The International Cricket Council (ICC) on Monday came to a conclusion on its investigation into the documentary program ‘Cricket’s Match Fixers’ broadcasted by Al Jazeera in May 2018. The ICC Anti-Corruption Code didn’t apply any charges against any of the five participants, who featured in the documentary and alleged that two international matches were fixed.
ICC released a statement, which reads “No charges will be bought under the ICC Anti-Corruption Code against any of the five Participants to the Code who featured in the programme due to insufficient credible and reliable evidence.”
The documentary was released three years ago and sensationalized the cricketing fraternity with severe allegations of match-fixing.

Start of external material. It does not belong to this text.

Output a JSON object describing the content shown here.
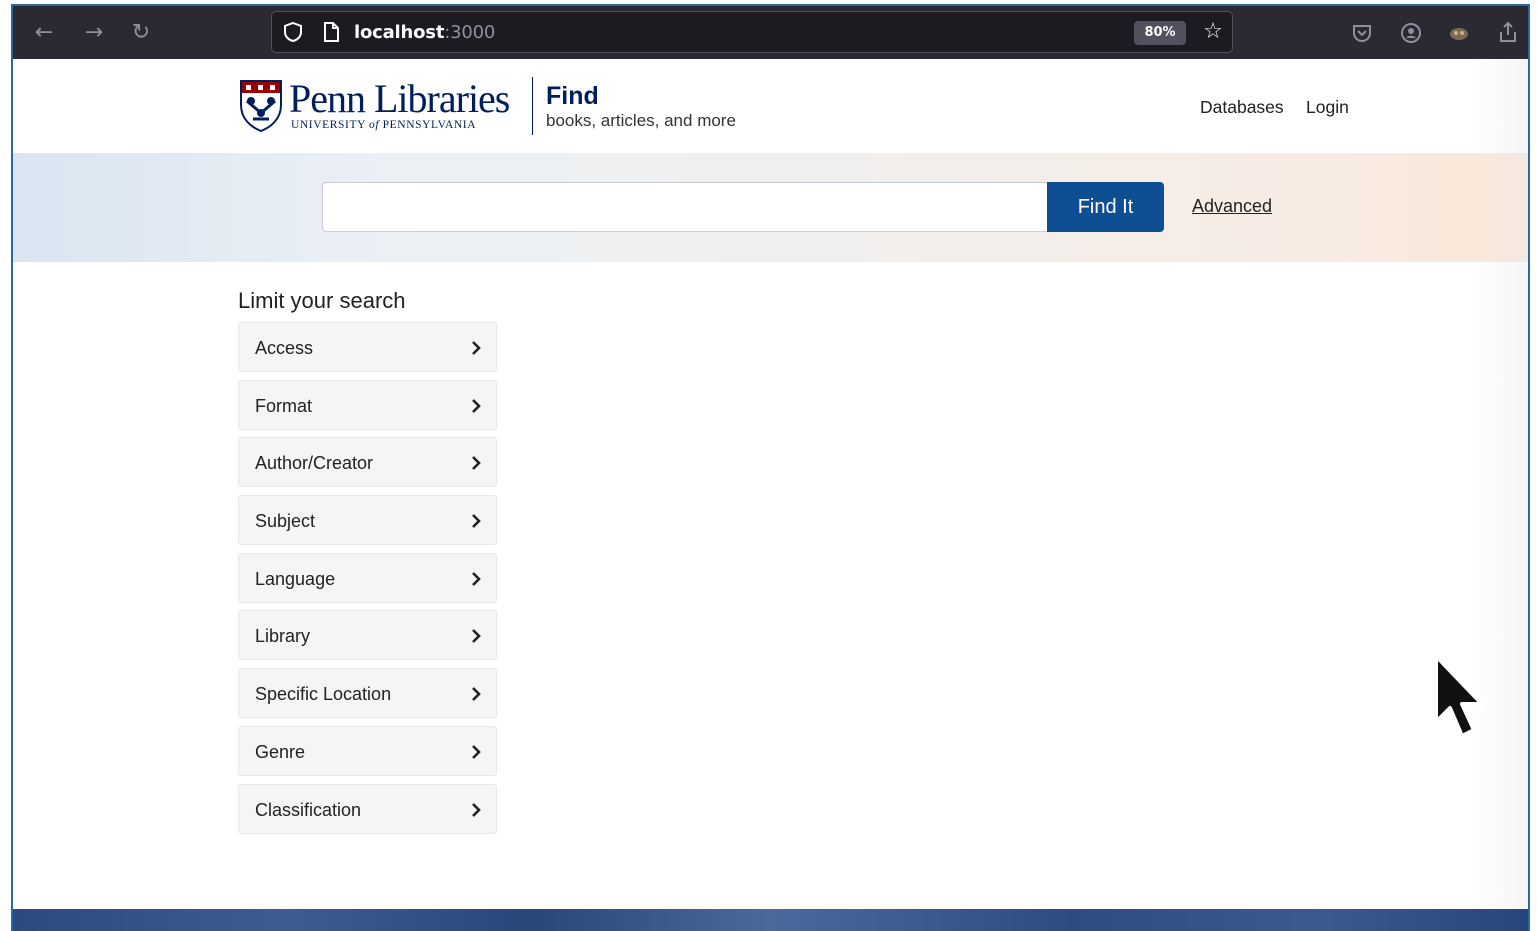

The match under the scanner was Chennai Test between India and England in 2016 and Ranchi Test featuring India and Australia in 2017.
The ICC Integrity Unit interviewed all five participants of the documentary and came to a decision to apply no charges as there was insufficient evidence.

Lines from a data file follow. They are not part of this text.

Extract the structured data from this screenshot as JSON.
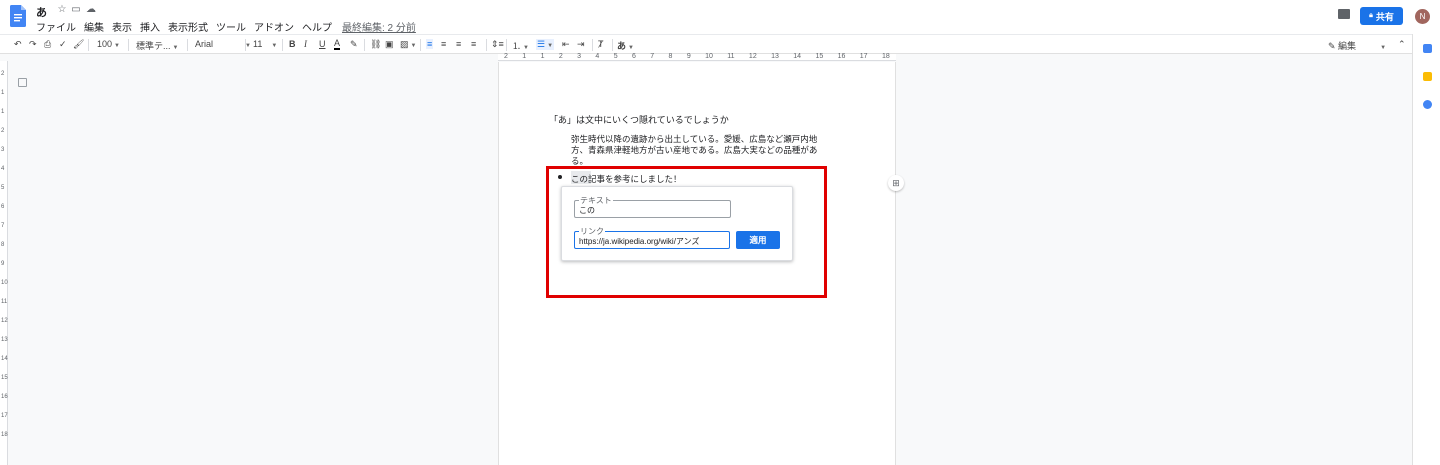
{
  "header": {
    "doc_title": "あ",
    "menu": [
      "ファイル",
      "編集",
      "表示",
      "挿入",
      "表示形式",
      "ツール",
      "アドオン",
      "ヘルプ"
    ],
    "last_edit": "最終編集: 2 分前",
    "share_label": "共有",
    "avatar_initial": "N"
  },
  "toolbar": {
    "zoom": "100",
    "style": "標準テ...",
    "font": "Arial",
    "font_size": "11",
    "bold": "B",
    "italic": "I",
    "underline": "U",
    "text_color": "A",
    "input_tools": "あ",
    "mode": "編集"
  },
  "ruler": {
    "labels": [
      "2",
      "1",
      "1",
      "2",
      "3",
      "4",
      "5",
      "6",
      "7",
      "8",
      "9",
      "10",
      "11",
      "12",
      "13",
      "14",
      "15",
      "16",
      "17",
      "18"
    ],
    "vertical_labels": [
      "2",
      "1",
      "1",
      "2",
      "3",
      "4",
      "5",
      "6",
      "7",
      "8",
      "9",
      "10",
      "11",
      "12",
      "13",
      "14",
      "15",
      "16",
      "17",
      "18"
    ]
  },
  "document": {
    "question": "「あ」は文中にいくつ隠れているでしょうか",
    "paragraph": "弥生時代以降の遺跡から出土している。愛媛、広島など瀬戸内地方、青森県津軽地方が古い産地である。広島大実などの品種がある。",
    "bullet": "この記事を参考にしました！"
  },
  "link_dialog": {
    "text_label": "テキスト",
    "text_value": "この",
    "link_label": "リンク",
    "link_value": "https://ja.wikipedia.org/wiki/アンズ",
    "apply_label": "適用"
  },
  "colors": {
    "accent": "#1a73e8",
    "highlight_box": "#e00000",
    "avatar": "#a1665e"
  }
}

Alex Marshall, ICC General Manager – Integrity said: “We welcome the reporting of alleged corrupt activity within cricket as there is no place for such conduct in our sport, but we also need to be satisfied there is sufficient evidence to sustain charges against Participants.

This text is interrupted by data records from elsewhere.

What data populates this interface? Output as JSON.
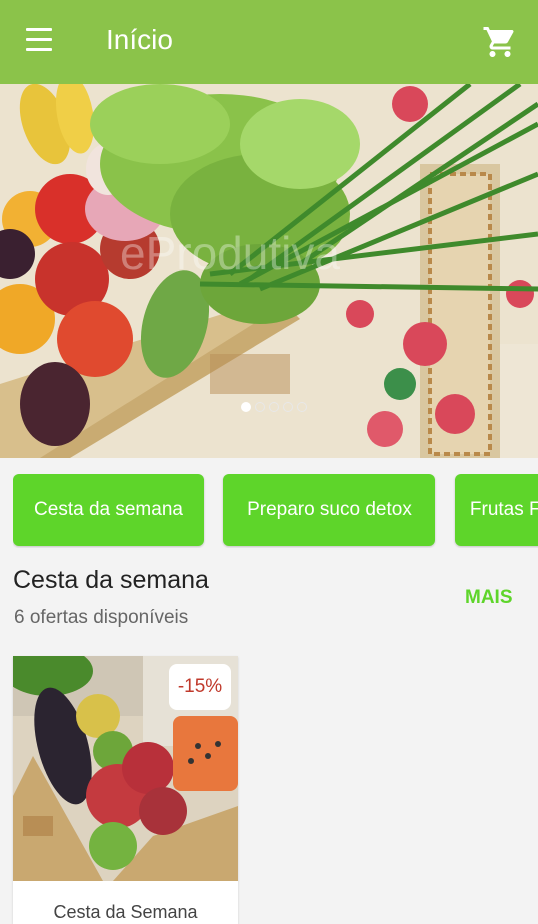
{
  "appbar": {
    "title": "Início",
    "menu_icon": "menu-icon",
    "cart_icon": "cart-icon",
    "color": "#8bc34a"
  },
  "banner": {
    "watermark": "eProdutiva",
    "slides_total": 5,
    "active_slide": 1
  },
  "categories": [
    "Cesta da semana",
    "Preparo suco detox",
    "Frutas F"
  ],
  "section": {
    "title": "Cesta da semana",
    "subtitle": "6 ofertas disponíveis",
    "more_label": "MAIS"
  },
  "products": [
    {
      "name": "Cesta da Semana",
      "discount": "-15%"
    }
  ],
  "colors": {
    "accent": "#5ed52a",
    "discount": "#c0392b"
  }
}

“In the case of the claims aired in this programme, there are fundamental weaknesses in each of the areas we have investigated that make the claims unlikely and lacking in credibility, a viewpoint that has been corroborated by four independent experts.”
He further went on to add “On the basis of the programme, the Participants to the Code who were filmed appear to have behaved in a questionable manner, however, we have been unable to assess the full context of the conversations that took place beyond what was seen on screen versus what the Participants claim actually happened. This combined with the absence of any other credible evidence means there are insufficient grounds to bring charges under the ICC Anti-Corruption Code.”
He said before concluding “Should any new substantial evidence come to light I will re-examine the case. But at present, I am comfortable with the conclusion of the investigation and the thoroughness with which it was undertaken.”